_DATASET_.
********

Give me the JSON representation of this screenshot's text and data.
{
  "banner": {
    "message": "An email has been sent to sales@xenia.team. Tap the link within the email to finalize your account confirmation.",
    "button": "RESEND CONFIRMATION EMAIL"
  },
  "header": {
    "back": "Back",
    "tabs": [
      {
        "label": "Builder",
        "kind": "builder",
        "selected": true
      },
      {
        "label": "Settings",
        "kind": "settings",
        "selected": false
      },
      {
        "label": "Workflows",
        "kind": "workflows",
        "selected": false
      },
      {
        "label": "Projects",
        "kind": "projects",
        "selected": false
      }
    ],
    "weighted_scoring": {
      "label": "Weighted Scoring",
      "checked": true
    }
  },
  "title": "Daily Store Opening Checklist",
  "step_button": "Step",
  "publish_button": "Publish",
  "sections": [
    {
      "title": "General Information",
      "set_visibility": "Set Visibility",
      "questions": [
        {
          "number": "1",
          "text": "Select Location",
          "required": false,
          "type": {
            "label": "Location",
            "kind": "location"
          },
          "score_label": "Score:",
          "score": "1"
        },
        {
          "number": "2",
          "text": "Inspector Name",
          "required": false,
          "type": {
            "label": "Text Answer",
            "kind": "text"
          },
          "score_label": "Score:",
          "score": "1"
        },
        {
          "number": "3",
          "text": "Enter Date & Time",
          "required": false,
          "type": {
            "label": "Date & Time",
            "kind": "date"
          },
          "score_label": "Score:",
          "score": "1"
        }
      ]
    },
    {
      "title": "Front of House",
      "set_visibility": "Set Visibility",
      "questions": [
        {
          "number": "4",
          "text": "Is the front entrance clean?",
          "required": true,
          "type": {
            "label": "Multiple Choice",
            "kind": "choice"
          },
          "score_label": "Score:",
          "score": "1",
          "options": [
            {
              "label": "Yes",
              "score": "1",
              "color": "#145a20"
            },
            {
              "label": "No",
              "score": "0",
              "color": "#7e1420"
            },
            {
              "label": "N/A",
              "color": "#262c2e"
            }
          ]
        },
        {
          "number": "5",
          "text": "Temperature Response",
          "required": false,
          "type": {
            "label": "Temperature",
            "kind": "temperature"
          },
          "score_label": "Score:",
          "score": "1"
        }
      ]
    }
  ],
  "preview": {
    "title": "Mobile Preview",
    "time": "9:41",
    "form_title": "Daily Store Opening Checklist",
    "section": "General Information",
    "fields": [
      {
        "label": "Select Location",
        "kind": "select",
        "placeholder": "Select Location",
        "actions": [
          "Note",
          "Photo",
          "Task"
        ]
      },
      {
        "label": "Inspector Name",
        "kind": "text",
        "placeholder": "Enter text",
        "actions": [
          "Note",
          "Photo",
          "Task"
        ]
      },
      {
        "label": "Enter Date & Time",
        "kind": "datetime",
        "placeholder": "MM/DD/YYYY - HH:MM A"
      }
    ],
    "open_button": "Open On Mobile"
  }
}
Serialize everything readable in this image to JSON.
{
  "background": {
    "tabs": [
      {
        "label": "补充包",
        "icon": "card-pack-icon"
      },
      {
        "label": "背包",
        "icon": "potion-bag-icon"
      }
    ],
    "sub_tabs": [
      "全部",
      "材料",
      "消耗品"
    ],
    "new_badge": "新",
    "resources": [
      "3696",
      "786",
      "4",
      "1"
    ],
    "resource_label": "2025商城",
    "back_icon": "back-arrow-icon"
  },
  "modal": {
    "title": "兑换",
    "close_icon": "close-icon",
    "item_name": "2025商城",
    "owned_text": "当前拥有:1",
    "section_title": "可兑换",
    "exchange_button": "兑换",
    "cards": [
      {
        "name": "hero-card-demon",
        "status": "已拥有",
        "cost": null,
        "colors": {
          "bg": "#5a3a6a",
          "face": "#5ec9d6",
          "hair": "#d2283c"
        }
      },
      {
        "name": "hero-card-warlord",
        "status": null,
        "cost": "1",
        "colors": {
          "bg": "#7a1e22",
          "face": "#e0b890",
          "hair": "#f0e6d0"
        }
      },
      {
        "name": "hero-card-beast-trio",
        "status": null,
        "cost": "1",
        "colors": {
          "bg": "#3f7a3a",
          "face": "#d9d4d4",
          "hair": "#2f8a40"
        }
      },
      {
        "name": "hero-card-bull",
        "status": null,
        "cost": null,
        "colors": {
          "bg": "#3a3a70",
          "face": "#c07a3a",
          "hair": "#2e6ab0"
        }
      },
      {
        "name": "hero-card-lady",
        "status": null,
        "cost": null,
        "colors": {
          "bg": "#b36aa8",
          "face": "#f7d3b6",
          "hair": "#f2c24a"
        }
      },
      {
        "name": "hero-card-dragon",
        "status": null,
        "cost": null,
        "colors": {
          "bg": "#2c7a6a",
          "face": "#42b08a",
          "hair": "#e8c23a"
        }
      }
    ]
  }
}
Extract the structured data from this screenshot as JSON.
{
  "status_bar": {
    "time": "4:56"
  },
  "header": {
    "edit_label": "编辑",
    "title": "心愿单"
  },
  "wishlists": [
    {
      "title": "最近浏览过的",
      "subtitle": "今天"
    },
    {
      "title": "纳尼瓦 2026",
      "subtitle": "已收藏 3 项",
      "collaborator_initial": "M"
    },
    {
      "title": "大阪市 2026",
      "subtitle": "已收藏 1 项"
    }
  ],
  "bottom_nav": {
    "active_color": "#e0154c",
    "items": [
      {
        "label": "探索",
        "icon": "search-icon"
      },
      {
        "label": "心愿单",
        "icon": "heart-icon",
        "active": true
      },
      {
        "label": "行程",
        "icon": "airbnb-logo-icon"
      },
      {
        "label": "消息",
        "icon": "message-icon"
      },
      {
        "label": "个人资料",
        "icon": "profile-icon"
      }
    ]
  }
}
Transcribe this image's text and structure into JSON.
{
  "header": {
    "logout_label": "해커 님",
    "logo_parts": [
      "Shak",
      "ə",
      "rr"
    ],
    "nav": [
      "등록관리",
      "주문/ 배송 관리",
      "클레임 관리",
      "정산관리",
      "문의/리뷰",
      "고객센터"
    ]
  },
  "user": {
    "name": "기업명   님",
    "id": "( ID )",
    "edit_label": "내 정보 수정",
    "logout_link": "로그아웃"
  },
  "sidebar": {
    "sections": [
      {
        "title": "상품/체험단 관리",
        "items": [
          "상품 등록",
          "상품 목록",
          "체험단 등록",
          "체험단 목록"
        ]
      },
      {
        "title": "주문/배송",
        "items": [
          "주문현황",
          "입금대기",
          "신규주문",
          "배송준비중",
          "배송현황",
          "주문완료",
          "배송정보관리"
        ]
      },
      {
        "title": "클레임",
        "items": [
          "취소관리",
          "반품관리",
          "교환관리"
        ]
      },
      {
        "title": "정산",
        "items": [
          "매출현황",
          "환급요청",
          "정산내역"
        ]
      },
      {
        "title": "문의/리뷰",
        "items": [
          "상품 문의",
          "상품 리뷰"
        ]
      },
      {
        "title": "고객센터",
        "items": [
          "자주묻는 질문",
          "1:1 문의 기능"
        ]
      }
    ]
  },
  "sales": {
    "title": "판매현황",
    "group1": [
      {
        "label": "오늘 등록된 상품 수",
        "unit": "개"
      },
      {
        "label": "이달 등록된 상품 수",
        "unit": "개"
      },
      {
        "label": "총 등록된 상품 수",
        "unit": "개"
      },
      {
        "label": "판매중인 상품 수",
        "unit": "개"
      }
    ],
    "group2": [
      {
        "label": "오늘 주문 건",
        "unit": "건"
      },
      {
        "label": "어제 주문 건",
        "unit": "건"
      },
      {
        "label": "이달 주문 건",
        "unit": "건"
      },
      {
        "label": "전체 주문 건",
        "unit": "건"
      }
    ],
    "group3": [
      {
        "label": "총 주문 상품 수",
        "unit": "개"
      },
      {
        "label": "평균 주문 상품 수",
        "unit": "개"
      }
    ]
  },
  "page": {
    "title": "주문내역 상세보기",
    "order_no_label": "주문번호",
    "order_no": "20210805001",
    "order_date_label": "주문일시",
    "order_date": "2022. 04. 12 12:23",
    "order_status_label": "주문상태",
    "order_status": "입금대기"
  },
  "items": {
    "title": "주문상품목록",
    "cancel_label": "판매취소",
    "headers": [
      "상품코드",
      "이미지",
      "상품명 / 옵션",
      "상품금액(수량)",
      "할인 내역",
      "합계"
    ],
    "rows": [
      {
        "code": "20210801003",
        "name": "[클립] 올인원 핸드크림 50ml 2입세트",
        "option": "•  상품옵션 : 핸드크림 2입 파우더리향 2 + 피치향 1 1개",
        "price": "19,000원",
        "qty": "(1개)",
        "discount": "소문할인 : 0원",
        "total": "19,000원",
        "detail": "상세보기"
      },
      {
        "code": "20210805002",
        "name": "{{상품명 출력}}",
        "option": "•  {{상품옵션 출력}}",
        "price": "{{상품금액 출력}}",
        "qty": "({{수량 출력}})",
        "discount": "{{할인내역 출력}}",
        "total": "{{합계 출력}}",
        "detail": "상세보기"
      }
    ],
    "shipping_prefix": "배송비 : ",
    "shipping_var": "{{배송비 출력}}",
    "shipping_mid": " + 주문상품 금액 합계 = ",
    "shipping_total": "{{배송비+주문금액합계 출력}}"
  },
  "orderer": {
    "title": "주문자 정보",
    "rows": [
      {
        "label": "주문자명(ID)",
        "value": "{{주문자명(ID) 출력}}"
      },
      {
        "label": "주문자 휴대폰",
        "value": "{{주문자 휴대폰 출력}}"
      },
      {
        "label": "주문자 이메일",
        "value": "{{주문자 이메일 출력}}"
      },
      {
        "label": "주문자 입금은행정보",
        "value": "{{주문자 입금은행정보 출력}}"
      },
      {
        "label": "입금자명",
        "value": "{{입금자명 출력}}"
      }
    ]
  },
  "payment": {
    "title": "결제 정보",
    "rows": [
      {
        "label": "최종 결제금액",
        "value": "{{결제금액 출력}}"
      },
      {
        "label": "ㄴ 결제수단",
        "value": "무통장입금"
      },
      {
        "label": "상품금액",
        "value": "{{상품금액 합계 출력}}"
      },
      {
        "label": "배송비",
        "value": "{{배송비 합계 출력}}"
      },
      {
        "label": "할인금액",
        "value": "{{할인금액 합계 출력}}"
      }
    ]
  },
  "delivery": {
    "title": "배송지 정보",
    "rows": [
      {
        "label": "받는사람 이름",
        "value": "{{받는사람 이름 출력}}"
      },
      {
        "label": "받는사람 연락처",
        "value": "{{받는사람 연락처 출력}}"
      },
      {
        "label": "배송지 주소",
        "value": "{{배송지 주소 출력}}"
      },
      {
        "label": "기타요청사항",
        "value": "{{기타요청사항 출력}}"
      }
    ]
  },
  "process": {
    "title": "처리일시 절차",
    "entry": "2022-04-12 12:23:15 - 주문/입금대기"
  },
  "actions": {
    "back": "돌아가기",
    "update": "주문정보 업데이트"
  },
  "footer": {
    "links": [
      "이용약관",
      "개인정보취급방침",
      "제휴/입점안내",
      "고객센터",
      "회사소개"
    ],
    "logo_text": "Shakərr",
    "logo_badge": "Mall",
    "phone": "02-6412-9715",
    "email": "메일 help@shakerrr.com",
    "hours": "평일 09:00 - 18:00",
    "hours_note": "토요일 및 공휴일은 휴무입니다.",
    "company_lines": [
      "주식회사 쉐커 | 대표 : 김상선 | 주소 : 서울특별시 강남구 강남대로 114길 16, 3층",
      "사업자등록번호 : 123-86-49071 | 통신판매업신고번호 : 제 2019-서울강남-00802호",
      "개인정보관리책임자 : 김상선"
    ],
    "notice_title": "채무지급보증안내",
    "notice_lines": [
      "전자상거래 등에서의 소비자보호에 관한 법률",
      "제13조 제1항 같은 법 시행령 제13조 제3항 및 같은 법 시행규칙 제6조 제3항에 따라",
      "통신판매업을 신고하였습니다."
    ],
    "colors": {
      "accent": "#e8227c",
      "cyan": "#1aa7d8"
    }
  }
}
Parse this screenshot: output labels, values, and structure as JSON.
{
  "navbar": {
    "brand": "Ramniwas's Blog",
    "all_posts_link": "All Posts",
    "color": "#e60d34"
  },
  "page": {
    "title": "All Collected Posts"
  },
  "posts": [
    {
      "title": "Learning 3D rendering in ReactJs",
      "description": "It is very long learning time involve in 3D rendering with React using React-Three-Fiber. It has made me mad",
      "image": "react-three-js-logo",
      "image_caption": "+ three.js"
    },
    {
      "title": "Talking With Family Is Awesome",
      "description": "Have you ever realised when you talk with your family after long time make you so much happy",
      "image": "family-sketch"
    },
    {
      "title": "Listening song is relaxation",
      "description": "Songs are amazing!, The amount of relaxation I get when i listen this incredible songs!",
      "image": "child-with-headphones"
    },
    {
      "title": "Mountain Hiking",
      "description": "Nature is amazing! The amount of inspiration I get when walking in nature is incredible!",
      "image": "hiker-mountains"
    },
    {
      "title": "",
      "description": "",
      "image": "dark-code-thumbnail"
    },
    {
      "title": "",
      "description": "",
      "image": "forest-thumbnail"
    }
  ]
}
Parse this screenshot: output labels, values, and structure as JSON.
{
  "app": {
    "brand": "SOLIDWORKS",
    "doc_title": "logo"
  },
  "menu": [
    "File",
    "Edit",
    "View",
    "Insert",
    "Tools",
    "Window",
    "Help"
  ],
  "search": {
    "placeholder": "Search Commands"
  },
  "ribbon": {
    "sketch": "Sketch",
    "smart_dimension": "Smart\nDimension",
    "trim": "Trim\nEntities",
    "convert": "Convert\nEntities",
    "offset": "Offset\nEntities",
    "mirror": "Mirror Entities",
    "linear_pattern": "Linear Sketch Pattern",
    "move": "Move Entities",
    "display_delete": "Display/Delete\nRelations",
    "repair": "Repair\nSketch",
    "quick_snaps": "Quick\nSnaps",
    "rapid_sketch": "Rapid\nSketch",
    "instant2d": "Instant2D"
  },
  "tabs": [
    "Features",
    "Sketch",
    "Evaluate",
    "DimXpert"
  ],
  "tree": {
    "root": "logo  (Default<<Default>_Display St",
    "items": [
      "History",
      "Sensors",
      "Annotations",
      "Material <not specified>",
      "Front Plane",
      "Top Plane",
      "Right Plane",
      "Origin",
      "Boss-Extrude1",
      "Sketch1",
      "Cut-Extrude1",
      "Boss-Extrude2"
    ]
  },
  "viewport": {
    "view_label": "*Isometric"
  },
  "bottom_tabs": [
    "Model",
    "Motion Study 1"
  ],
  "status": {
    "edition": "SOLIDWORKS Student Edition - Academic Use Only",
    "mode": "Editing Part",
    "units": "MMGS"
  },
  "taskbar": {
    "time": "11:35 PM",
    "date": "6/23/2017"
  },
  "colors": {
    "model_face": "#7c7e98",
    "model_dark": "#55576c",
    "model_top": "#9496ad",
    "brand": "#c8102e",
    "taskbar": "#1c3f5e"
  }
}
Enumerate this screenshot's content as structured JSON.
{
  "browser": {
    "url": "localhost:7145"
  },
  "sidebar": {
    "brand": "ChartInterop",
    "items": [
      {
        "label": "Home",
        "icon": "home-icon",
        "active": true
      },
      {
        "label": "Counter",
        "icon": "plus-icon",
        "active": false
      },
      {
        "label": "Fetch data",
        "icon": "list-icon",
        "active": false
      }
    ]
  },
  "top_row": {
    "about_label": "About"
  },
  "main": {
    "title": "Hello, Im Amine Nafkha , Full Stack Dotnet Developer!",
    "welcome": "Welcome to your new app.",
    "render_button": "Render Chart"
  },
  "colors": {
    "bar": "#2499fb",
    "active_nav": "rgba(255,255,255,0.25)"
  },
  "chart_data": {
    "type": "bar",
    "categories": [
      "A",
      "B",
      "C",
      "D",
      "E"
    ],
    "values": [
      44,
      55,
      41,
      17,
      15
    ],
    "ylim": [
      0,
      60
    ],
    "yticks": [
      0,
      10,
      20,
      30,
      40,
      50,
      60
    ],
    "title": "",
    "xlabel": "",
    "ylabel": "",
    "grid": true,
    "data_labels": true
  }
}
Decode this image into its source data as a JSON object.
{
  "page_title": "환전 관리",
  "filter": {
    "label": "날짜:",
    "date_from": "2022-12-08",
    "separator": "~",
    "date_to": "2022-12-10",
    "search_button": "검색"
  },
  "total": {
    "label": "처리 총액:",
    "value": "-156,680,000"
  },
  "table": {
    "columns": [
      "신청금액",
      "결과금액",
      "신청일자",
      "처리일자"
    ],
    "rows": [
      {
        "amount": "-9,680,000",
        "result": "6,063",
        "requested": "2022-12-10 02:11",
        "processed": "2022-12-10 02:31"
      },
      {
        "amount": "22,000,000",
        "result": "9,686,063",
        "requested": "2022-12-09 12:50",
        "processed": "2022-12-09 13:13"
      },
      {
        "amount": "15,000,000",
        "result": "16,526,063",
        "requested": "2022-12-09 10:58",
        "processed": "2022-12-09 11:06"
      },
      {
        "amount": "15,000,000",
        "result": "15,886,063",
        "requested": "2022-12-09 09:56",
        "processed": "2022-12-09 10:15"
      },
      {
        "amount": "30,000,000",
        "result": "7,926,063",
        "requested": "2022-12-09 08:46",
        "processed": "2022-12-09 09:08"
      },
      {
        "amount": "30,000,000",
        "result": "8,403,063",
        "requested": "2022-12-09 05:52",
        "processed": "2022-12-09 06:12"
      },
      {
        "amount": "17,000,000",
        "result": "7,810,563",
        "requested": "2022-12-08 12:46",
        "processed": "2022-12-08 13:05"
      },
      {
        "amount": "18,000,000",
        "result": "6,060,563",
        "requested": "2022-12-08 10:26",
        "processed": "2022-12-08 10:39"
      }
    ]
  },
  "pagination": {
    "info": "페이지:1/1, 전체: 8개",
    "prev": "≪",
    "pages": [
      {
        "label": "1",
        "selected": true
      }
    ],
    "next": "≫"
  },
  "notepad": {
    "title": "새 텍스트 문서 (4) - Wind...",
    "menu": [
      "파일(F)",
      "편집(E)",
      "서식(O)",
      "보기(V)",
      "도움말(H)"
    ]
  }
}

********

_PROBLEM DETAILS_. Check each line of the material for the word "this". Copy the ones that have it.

_FINISHED EXERCISE_.
Give me the JSON representation of this screenshot's text and data.
Serialize everything readable in this image to JSON.
Extract the structured data from this screenshot as JSON.
Transcribe this image's text and structure into JSON.
Parse this screenshot: output labels, values, and structure as JSON.
      "description": "Songs are amazing!, The amount of relaxation I get when i listen this incredible songs!",
Parse this screenshot: output labels, values, and structure as JSON.
Enumerate this screenshot's content as structured JSON.
Decode this image into its source data as a JSON object.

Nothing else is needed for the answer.